The average value of Iowa farmland is estimated at $6,708 per acre for 2011, an increase of 32.5% from 2010. This is the highest percentage increase ever recorded in the annual statewide survey by Iowa State University. Results of the 2011 Iowa Land Value Survey were released in December. It was conducted in November.
The increase matches results of other recent surveys of Iowa farmland — such as the Chicago Federal Reserve Bank’s estimated 31% increase in Iowa land values. The Iowa Chapter of the Realtors Land Institute conducts a survey every six months statewide, and it shows a similar rise for 2011. The 2011 values are historical peaks.
• Record set in 2011 for average value of farmland in Iowa.
• Farmland values are highly linked to gross farm income.
• Prices should be strong near term; longer term is uncertain.
“The 2011 ISU survey covers one of the most remarkable years in Iowa land value history,” says Mike Duffy, Iowa State University Extension farm management economist who runs the survey. “This is the highest percentage increase ever recorded by our survey, and the average land value of $6,708 per acre, when adjusted for inflation, is at an all-time high.” The previous inflation-adjusted high was in 1979.
While the statewide average price is $6,708 per acre, some individual sale prices for farmland recently have been eye-popping, including a record $20,000 per acre for 74 acres in Sioux County.
Strong demand for land
Duffy says most sales do not involve auctions, but when economics and emotion collide in a land sale, sometimes the bidding gets very strong.
“There is currently a strong demand in Iowa for farmland,” notes Duffy.

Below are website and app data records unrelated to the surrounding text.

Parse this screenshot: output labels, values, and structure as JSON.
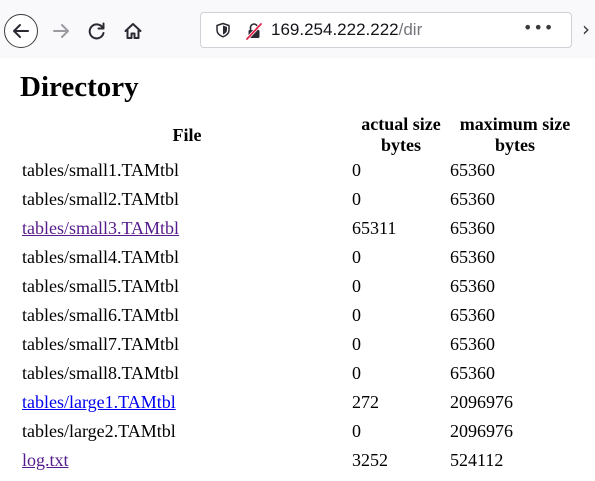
{
  "browser": {
    "url_host": "169.254.222.222",
    "url_path": "/dir",
    "more_label": "•••",
    "overflow_label": "›"
  },
  "page": {
    "heading": "Directory",
    "columns": {
      "file": "File",
      "actual_line1": "actual size",
      "actual_line2": "bytes",
      "max_line1": "maximum size",
      "max_line2": "bytes"
    },
    "rows": [
      {
        "file": "tables/small1.TAMtbl",
        "actual": "0",
        "max": "65360",
        "link": "none"
      },
      {
        "file": "tables/small2.TAMtbl",
        "actual": "0",
        "max": "65360",
        "link": "none"
      },
      {
        "file": "tables/small3.TAMtbl",
        "actual": "65311",
        "max": "65360",
        "link": "visited"
      },
      {
        "file": "tables/small4.TAMtbl",
        "actual": "0",
        "max": "65360",
        "link": "none"
      },
      {
        "file": "tables/small5.TAMtbl",
        "actual": "0",
        "max": "65360",
        "link": "none"
      },
      {
        "file": "tables/small6.TAMtbl",
        "actual": "0",
        "max": "65360",
        "link": "none"
      },
      {
        "file": "tables/small7.TAMtbl",
        "actual": "0",
        "max": "65360",
        "link": "none"
      },
      {
        "file": "tables/small8.TAMtbl",
        "actual": "0",
        "max": "65360",
        "link": "none"
      },
      {
        "file": "tables/large1.TAMtbl",
        "actual": "272",
        "max": "2096976",
        "link": "unvisited"
      },
      {
        "file": "tables/large2.TAMtbl",
        "actual": "0",
        "max": "2096976",
        "link": "none"
      },
      {
        "file": "log.txt",
        "actual": "3252",
        "max": "524112",
        "link": "visited"
      }
    ]
  },
  "colors": {
    "link_visited": "#551a8b",
    "link_unvisited": "#0000ee",
    "insecure_slash": "#e22850"
  },
  "icons": {
    "back": "back-arrow-icon",
    "forward": "forward-arrow-icon",
    "reload": "reload-icon",
    "home": "home-icon",
    "tracking_protection": "shield-icon",
    "insecure": "insecure-lock-icon",
    "page_actions": "more-horizontal-icon",
    "overflow": "chevron-right-icon"
  }
}
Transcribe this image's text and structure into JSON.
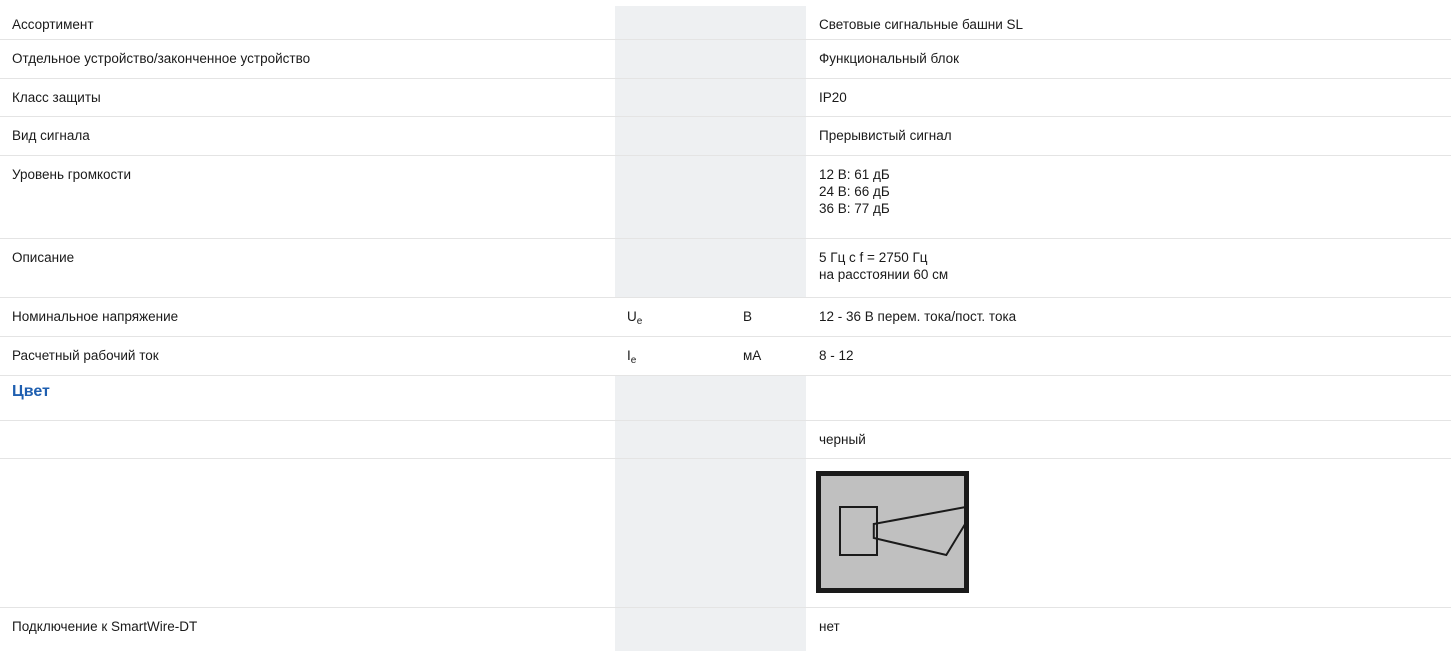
{
  "rows": [
    {
      "label": "Ассортимент",
      "symbol": "",
      "unit": "",
      "values": [
        "Световые сигнальные башни SL"
      ]
    },
    {
      "label": "Отдельное устройство/законченное устройство",
      "symbol": "",
      "unit": "",
      "values": [
        "Функциональный блок"
      ]
    },
    {
      "label": "Класс защиты",
      "symbol": "",
      "unit": "",
      "values": [
        "IP20"
      ]
    },
    {
      "label": "Вид сигнала",
      "symbol": "",
      "unit": "",
      "values": [
        "Прерывистый сигнал"
      ]
    },
    {
      "label": "Уровень громкости",
      "symbol": "",
      "unit": "",
      "values": [
        "12 В: 61 дБ",
        "24 В: 66 дБ",
        "36 В: 77 дБ"
      ]
    },
    {
      "label": "Описание",
      "symbol": "",
      "unit": "",
      "values": [
        "5 Гц с f = 2750 Гц",
        "на расстоянии 60 см"
      ]
    },
    {
      "label": "Номинальное напряжение",
      "symbol": "U",
      "symbol_sub": "e",
      "unit": "В",
      "values": [
        "12 - 36 В перем. тока/пост. тока"
      ]
    },
    {
      "label": "Расчетный рабочий ток",
      "symbol": "I",
      "symbol_sub": "e",
      "unit": "мА",
      "values": [
        "8 - 12"
      ]
    }
  ],
  "section": {
    "title": "Цвет"
  },
  "color_row": {
    "value": "черный"
  },
  "symbol_row": {
    "icon": "horn-signal-icon",
    "fill": "#c0c0c0",
    "stroke": "#1a1a1a"
  },
  "last_row": {
    "label": "Подключение к SmartWire-DT",
    "value": "нет"
  }
}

He says the increase in land values this year has been fueled by sound fundamental factors, including low interest rates and an increase in global demand for commodities. The ISU survey shows 74% of the land buyers in 2011 were farmers.
Scott County in eastern Iowa, with an estimated $9,223 average value for all farmland, saw the highest percentage increase and highest increase in value, 37.7% and $2,524, respectively, of Iowa’s 99 counties. However, O’Brien County farmland at $9,513 is the highest average county value recorded by the survey. Looking at the state by crop reporting district, the Northwest Crop Reporting District, which includes O’Brien County, has the highest land values at $8,338 per acre, a rise of $1,983, or 31.2%, from 2010.
“This rate of increase in 2011 has led to concerns that farmland may be the next speculative bubble,” says Duffy. “Some people feel farmers are setting themselves up for a fall similar to the 1980s. Without a doubt, it’s an interesting time and something to watch, but it isn’t a time to panic.”
Driver: commodity prices
Farmland values are highly correlated with gross farm income, he notes. As gross farm income rises, so will land values. In 2005, corn prices averaged $1.94 per bushel in Iowa. The estimated price for November 2011 is $6.05. Soybean prices changed from $5.54 to $11.40 over the same period.
There has been considerable variation in commodity prices over the past few years, but net farm income has increased substantially and is projected to rise even more for 2011. This increase in income has been the primary cause for the rise in farmland values, but not the only one.
“There are other causes for the rise in farmland values in 2011,” Duffy says. “Interest rates are at the lowest level in recent memory. Farmland purchased by investors went from 18% in 1989 to 39% of purchases in 2005, but investor purchases decreased this year to 22%.”
Where else to invest?
Another factor is the relatively dismal performance of the stock market. People want to buy farmland, or they’re not selling it because they don’t know where else to put their money. The increase in farm income, changes in investor demand and changes in investment alternatives have all led to a volatile market.
One area of volatility is in the number of sales. Land value survey respondents have shown considerable variation over the past few years when queried about the number of sales.
Sales decreased considerably in 2009 and improved somewhat in 2010. Based on survey results reported in 2011, most people are seeing more sales or at least a similar number of sales in 2011, relative to 2010.
One difference is in the use of auctions; survey respondents noted what appears to be a rapid increase in the use of auction sales. Preliminary analysis of 2011 sales data shows an increase in price by using an auction. As one said, “Economics may get the person to the auction, but emotion often leads to the purchase.”
Duffy believes farmland values should remain strong for the next several months at least. Beyond that, there’s a fair degree of uncertainty with respect to whether land values can maintain their current levels. There are several key things to watch:
• the amount of debt incurred with land acquisition
• government policies, especially policies related to energy
• what happens to input costs — land being the residual claimant to any excess profits in agriculture
• performance of the overall economy, especially with respect to income
• governmental monetary policies as they relate to inflation and interest rates
• performance of U.S. and world economies, which impact commodity prices that, in turn, impact land values
• weather-related problems here and around the world
Maps showing 2011 land values, percentage changes and comparisons to 2010, along with additional information from Duffy, are available at www.extension.iastate.edu/topic/